She has 25 years of experience as an educator and administrator. She has experience in implementing AVID, trauma informed practices and targeted interventions to remove barriers for all learners. She was the induction program lead trainer and instructional coach for 12 years.
Source: Markham, Cooper schools welcome new principals – The Vacaville Reporter
By Matt Miller
Vacaville School District Superintendent Jane Shamieh said Tuesday that “this return to a ‘new normal,’ ” but fully in-person school year has been a long time coming.
The district has been working since the end of the previous school year in June to make in-person learning possible.
More than 8,100 students will return Thursday to the nine elementary schools, one K-8, two middle schools, five high school teaching environments and one adult school, except for those few who opted out and chose an independent study program.
Source: Vacaville district ready to open new school year amid new pandemic ‘normal’
The Vacaville School District has announced new two principals for the new school year at both Cooper Elementary School and at Edwin Markham Elementary.
Samantha Chizauskie is the new principal at Cooper. Amye Scott has been named the new principal of Edwin Markham.
Chizauskie joins the district after serving at Foxboro Elementary School in the Travis School District. She succeeds former Cooper Elementary School principal La Tonya Cruthird.
Source: Vaca’s Cooper, Markham have new principals
By Richard Bammer
First, consider her family’s history, a family of teachers that stretches back nearly 100 years in Vacaville.
Second, consider her resume, packed with references to pioneering teaching strategies and programs that continue to thrive and a history of mentoring staff and students.
And third, this consideration: After many years of teaching, leading schools and later serving as a district trustee and continues to do so, Shelley Dally was honored Thursday by the Vacaville Unified governing board, which, on a unanimous vote, named a new early learning center after her.
Source: New preschool center named for longtime VUSD educator, principal, trustee – The Vacaville Reporter
By Nick Sestanovich
The return to school is always an eventful experience. At Vacaville Unified School District, which resumes classes Thursday, this is more true than ever.
Since the start of the COVID-19 pandemic in March 2020, Vacaville schools have been largely closed for in-person learning, with educators shifting to a virtual format through sites like Zoom.

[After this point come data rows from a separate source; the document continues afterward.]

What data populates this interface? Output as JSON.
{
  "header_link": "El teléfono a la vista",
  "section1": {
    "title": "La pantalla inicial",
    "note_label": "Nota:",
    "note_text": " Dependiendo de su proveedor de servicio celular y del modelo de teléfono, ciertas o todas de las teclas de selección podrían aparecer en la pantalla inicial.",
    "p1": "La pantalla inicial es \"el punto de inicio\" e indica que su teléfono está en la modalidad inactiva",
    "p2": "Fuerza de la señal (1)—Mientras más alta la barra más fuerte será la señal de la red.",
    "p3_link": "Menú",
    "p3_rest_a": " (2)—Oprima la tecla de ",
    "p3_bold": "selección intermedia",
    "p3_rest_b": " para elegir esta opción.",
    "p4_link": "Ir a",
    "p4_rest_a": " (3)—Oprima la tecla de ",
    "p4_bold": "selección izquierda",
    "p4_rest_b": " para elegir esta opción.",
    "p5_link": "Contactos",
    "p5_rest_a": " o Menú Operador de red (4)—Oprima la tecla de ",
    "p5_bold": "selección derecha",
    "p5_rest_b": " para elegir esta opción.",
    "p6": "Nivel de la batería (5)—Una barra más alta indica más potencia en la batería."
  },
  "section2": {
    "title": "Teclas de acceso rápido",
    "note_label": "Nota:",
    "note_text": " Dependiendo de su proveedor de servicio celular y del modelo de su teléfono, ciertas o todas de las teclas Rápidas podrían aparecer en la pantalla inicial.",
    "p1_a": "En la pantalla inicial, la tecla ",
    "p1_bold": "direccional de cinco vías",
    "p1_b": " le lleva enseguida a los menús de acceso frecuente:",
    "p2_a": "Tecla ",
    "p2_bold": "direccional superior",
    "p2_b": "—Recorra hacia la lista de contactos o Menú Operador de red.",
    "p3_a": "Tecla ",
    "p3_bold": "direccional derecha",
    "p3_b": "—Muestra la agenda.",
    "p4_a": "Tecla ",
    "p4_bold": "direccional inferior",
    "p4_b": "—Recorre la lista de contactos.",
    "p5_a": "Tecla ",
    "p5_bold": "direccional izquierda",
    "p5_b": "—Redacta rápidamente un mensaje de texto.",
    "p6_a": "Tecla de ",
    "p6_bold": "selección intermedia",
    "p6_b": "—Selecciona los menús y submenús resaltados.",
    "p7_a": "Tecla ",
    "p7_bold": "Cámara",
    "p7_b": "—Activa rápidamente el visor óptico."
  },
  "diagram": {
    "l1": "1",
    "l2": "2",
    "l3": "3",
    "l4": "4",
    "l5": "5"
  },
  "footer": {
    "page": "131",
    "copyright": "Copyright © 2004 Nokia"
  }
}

The district adopted a hybrid schedule starting in March, and now with eased statewide restrictions, students will be returning to campus full time for in-person learning, with modifications mostly centered around the wearing of masks indoors.
“It’s really been very positive because it’s so much more like a regular year than we did last year,” Ed Santopadre, associate superintendent of educational services, said.
Source: VUSD gearing up for return to in-person classes – The Vacaville Reporter
The Vacaville School District governing board unanimously approved naming a new early learning center for governing board member and longtime community educator Shelley Dally.
The new addition to the district’s 18 school sites will be located at 621 South Orchard Ave. and will be referred to as the Shelley Dally Early Learning Village. The campus will open to preschoolers in January.
Dally was praised in a press release for her vision as a teacher, administrator and community leader.
Source: District names new Vacaville preschool named for Shelley Dally